Departing Prime Minister Theresa May has committed the UK to achieving net zero carbon emissions by 2050, but the memo hasn’t been received by Buckingham Palace.
The royal family’s carbon emissions associated with ‘business travel’ virtually doubled last year, according to the royal household’s annual financial statement for 2018-19, released this week. The royals expended 3,344 tonnes of carbon dioxide equivalents as they embarked on chartered flights on five overseas tours.
Last year, the Prince of Wales and Duchess of Cornwall—that’s Prince Charles and Camilla— travelled to the Caribbean, Africa, and Europe. The Duke of Cambridge took in the Middle East, and the newlywed Duke and Duchess of Sussex embarked on a much-publicised tour of Australia. On several of those trips, the royals made impassioned speeches about protecting the environment and limiting climate change.
“It is going to take every single one of us to stop the clock on the destruction of our planet, and time is not on our side. The standard we walk past is the standard we accept,” Prince Harry said in Sydney in October.
The previous year, royal travel was responsible for 1,687 tonnes of CO2 emissions, meaning travel emissions were 98% in 2018-19.
However, the environmentally conscious Prince of Wales—praised by his son as a prescient conservationist in the same speech Down Under—will be pleased to see the royal household achieved a 22% reduction in carbon emissions from utilities. Royal residences have reportedly adopted motion-sensitive LED lighting, solar panels, and biomass boilers in an effort to conserve energy.
Buckingham Palace, once slated as the most energy inefficient building in London, is currently undergoing a 10-year, £369 million refurbishment expected to make it as much as 40% more energy efficient. The renovation is replacing electrical writing and heating systems which haven’t been updated since shortly after the war.
While it’s unknown if the building’s single-glazed windows will be replaced—there are historical and architectural conservationist considerations as well—the Palace is getting solar panels on the roof and an anaerobic digestion unit which will generate from biogas from food and organic waste.
It may also receive solar thermal panels, electrical heating, ground source heat pumps, and fuel cells as part of the publicly funded renovation.

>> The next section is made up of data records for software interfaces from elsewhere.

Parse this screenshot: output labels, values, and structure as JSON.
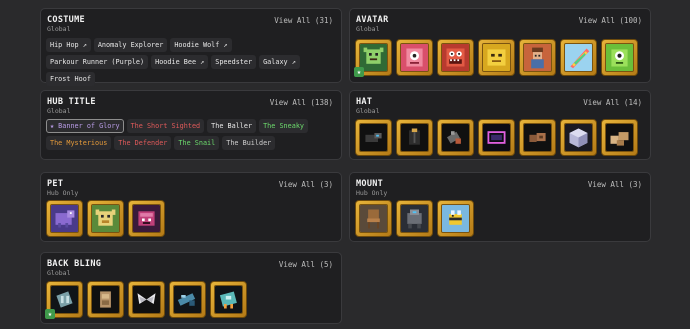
{
  "costume": {
    "title": "COSTUME",
    "scope": "Global",
    "view_all": "View All (31)",
    "chips": [
      "Hip Hop ↗",
      "Anomaly Explorer",
      "Hoodie Wolf ↗",
      "Parkour Runner (Purple)",
      "Hoodie Bee ↗",
      "Speedster",
      "Galaxy ↗",
      "Frost Hoof"
    ]
  },
  "avatar": {
    "title": "AVATAR",
    "scope": "Global",
    "view_all": "View All (100)",
    "items": [
      "avatar-green-gremlin",
      "avatar-pink-cube-monster",
      "avatar-red-toothy-monster",
      "avatar-yellow-blob",
      "avatar-explorer",
      "avatar-rainbow-feather",
      "avatar-green-cyclops"
    ]
  },
  "hub_title": {
    "title": "HUB TITLE",
    "scope": "Global",
    "view_all": "View All (138)",
    "chips": [
      {
        "label": "★ Banner of Glory",
        "color": "#b89be6",
        "selected": true
      },
      {
        "label": "The Short Sighted",
        "color": "#e05a5a"
      },
      {
        "label": "The Baller",
        "color": "#e8e8e8"
      },
      {
        "label": "The Sneaky",
        "color": "#6ddc6d"
      },
      {
        "label": "The Mysterious",
        "color": "#e59a3a"
      },
      {
        "label": "The Defender",
        "color": "#e05a5a"
      },
      {
        "label": "The Snail",
        "color": "#6ddc6d"
      },
      {
        "label": "The Builder",
        "color": "#cfcfcf"
      }
    ]
  },
  "hat": {
    "title": "HAT",
    "scope": "Global",
    "view_all": "View All (14)",
    "items": [
      "hat-dark-gadget",
      "hat-black-vest",
      "hat-blaster",
      "hat-neon-frame",
      "hat-wooden-crate",
      "hat-crystal-cube",
      "hat-wooden-blocks"
    ]
  },
  "pet": {
    "title": "PET",
    "scope": "Hub Only",
    "view_all": "View All (3)",
    "items": [
      "pet-purple-dino",
      "pet-yellow-gremlin",
      "pet-magenta-beast"
    ]
  },
  "mount": {
    "title": "MOUNT",
    "scope": "Hub Only",
    "view_all": "View All (3)",
    "items": [
      "mount-wooden-chair",
      "mount-gray-mech",
      "mount-bee-rider"
    ]
  },
  "back_bling": {
    "title": "BACK BLING",
    "scope": "Global",
    "view_all": "View All (5)",
    "items": [
      "back-bling-jetpack",
      "back-bling-wooden-pack",
      "back-bling-wings",
      "back-bling-blaster",
      "back-bling-teal-jetpack"
    ]
  }
}
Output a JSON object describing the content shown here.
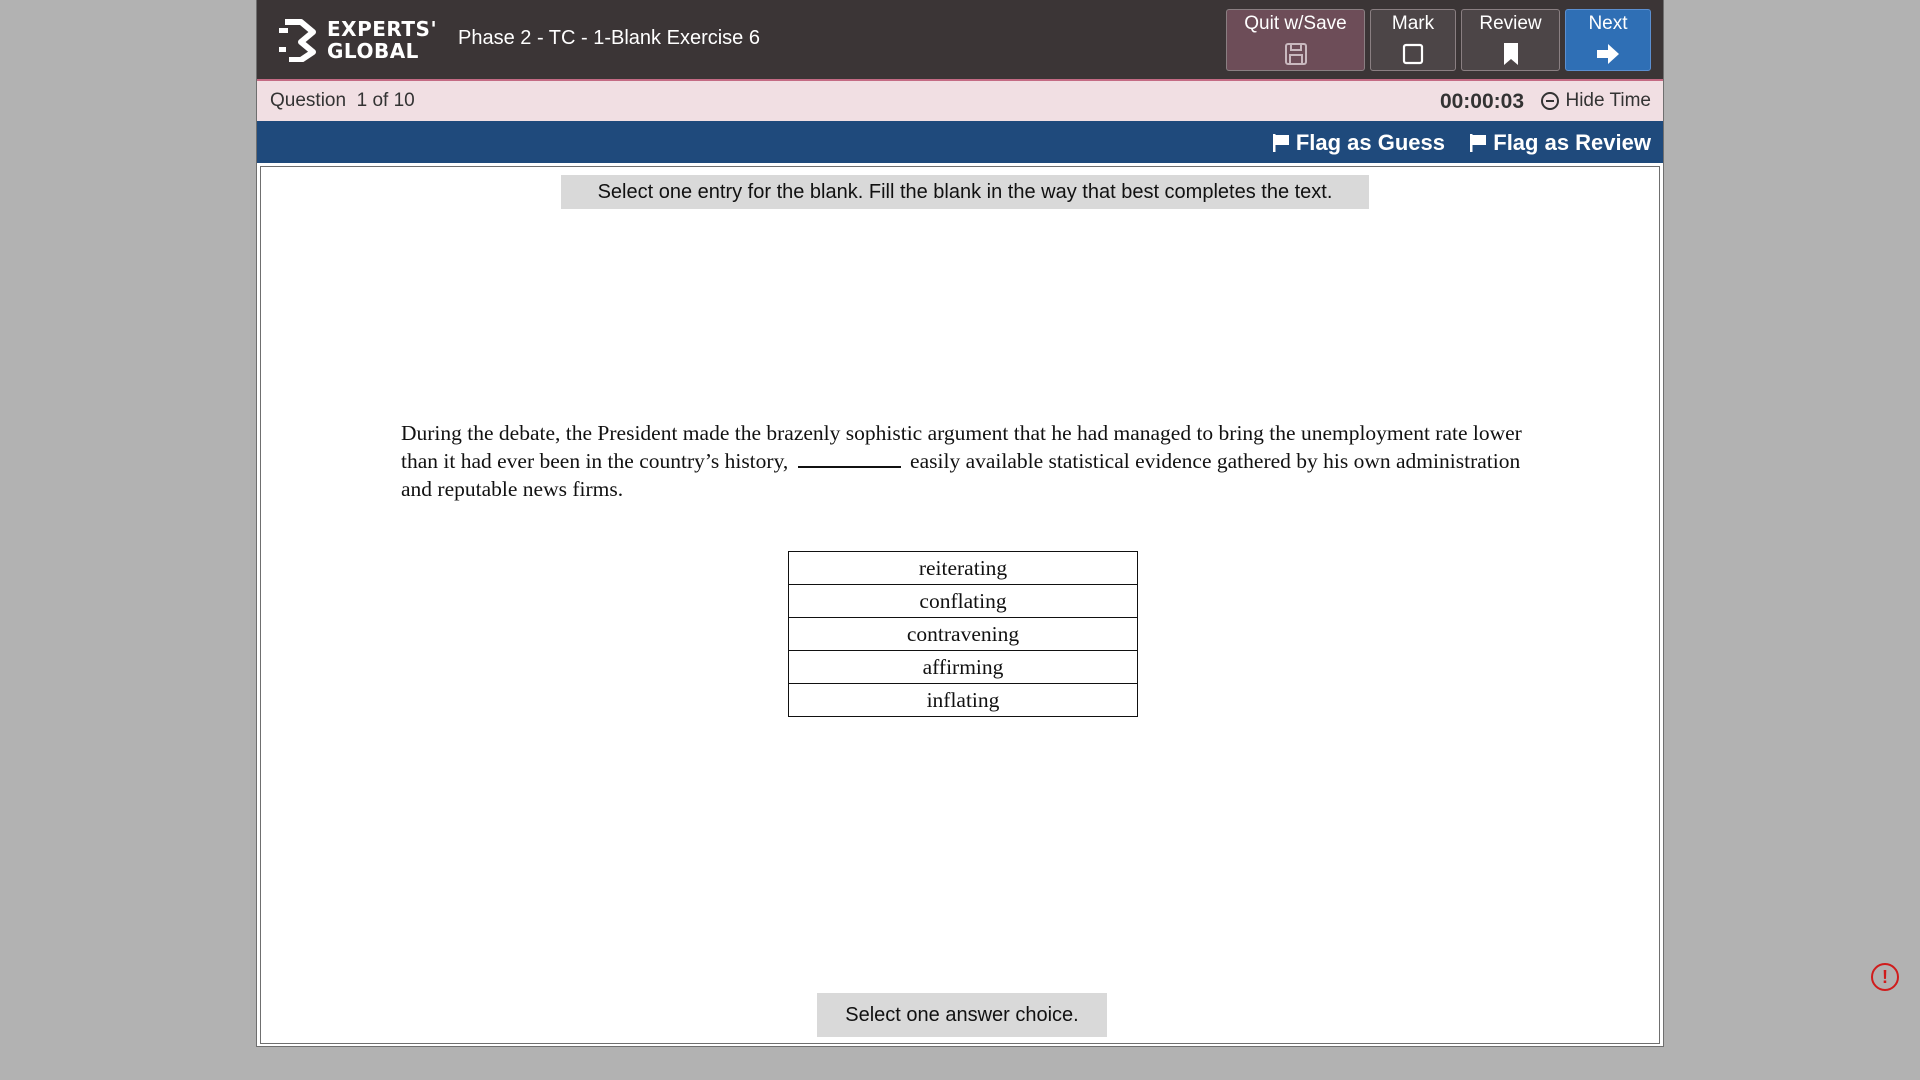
{
  "header": {
    "logo_line1": "EXPERTS'",
    "logo_line2": "GLOBAL",
    "title": "Phase 2 - TC - 1-Blank Exercise 6",
    "buttons": {
      "quit": "Quit w/Save",
      "mark": "Mark",
      "review": "Review",
      "next": "Next"
    }
  },
  "subbar": {
    "question_count": "Question  1 of 10",
    "timer": "00:00:03",
    "hide_time": "Hide Time"
  },
  "flags": {
    "guess": "Flag as Guess",
    "review": "Flag as Review"
  },
  "main": {
    "instruction": "Select one entry for the blank. Fill the blank in the way that best completes the text.",
    "question_before": "During the debate, the President made the brazenly sophistic argument that he had managed to bring the unemployment rate lower than it had ever been in the country’s history,",
    "question_after": "easily available statistical evidence gathered by his own administration and reputable news firms.",
    "choices": [
      "reiterating",
      "conflating",
      "contravening",
      "affirming",
      "inflating"
    ],
    "footer_note": "Select one answer choice."
  },
  "alert": {
    "symbol": "!"
  },
  "colors": {
    "header_bg": "#3b3536",
    "subbar_bg": "#f1dfe3",
    "flagbar_bg": "#1f4a7c",
    "next_button": "#2f6fb5",
    "quit_button": "#6d4d58",
    "alert": "#d01c1c"
  },
  "icons": {
    "quit": "floppy-disk-icon",
    "mark": "checkbox-icon",
    "review": "bookmark-icon",
    "next": "arrow-right-icon",
    "flag": "flag-icon",
    "hide_time": "minus-circle-icon",
    "alert": "exclamation-circle-icon"
  }
}
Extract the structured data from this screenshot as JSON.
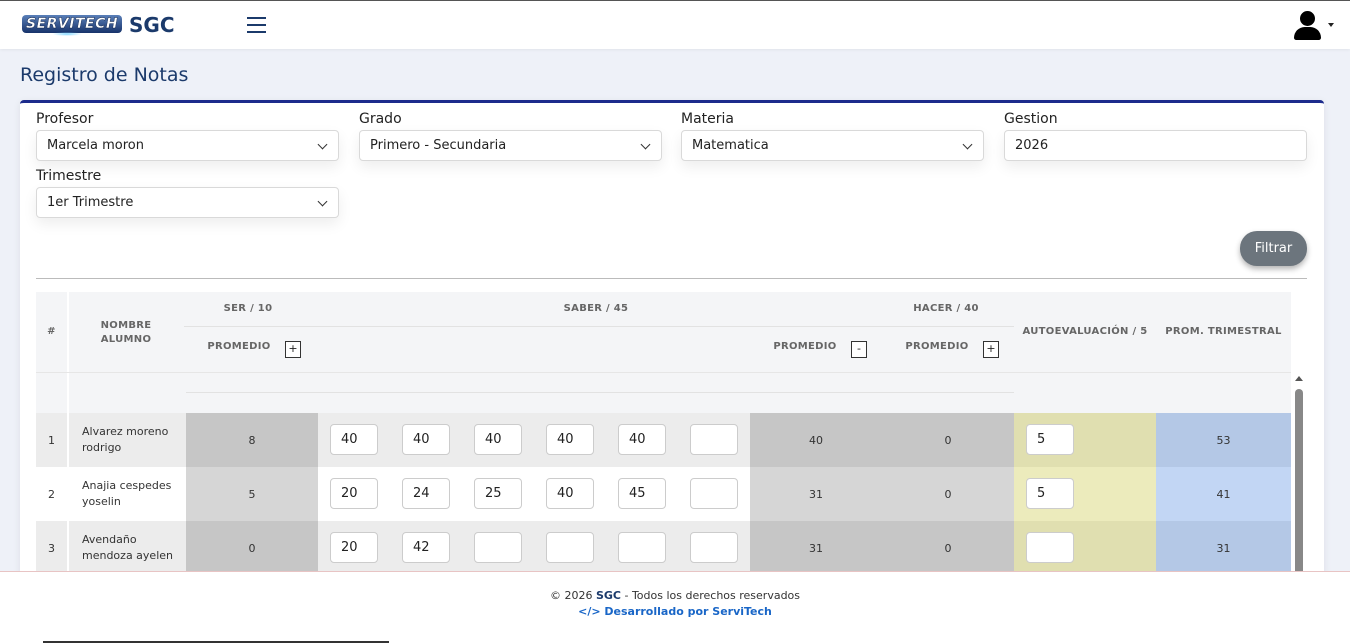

Still, it reportedly costs £1.1 million a year to heat the palace, partly because, a 2015 report found, too many windows are left open. Last year, the Queen was advertising for an energy and environment manager to help bring down those bills—and presumably close some windows.
But efficiency gains at home were eroded by the increase in the family’s travel emissions, however, meaning the royals’ overall carbon footprint was up 3%.
But while the Prince of Wales and Duchess of Cornwall’s carbon emissions were up 2%, their travel mileage increased 13%, suggesting they are using more efficient and less carbon-intensive forms of travel than in previous years.
Overall, the cost of the royals’ travel was down £100,000 last year. The most expensive tour was Charles and Camilla’s to the Caribbean and Cuba, which cost £415,000.
Royal sources attributed the rise in carbon emissions to five overseas visits, compared to just one the year before, and said the trips were directed by the Foreign and Commonwealth Office.
However, royal biographer Penny Junor has suggested the royal family ditch the chartered flight and start travelling with the rest of us.
“They should practice what they preach,” she told The Times.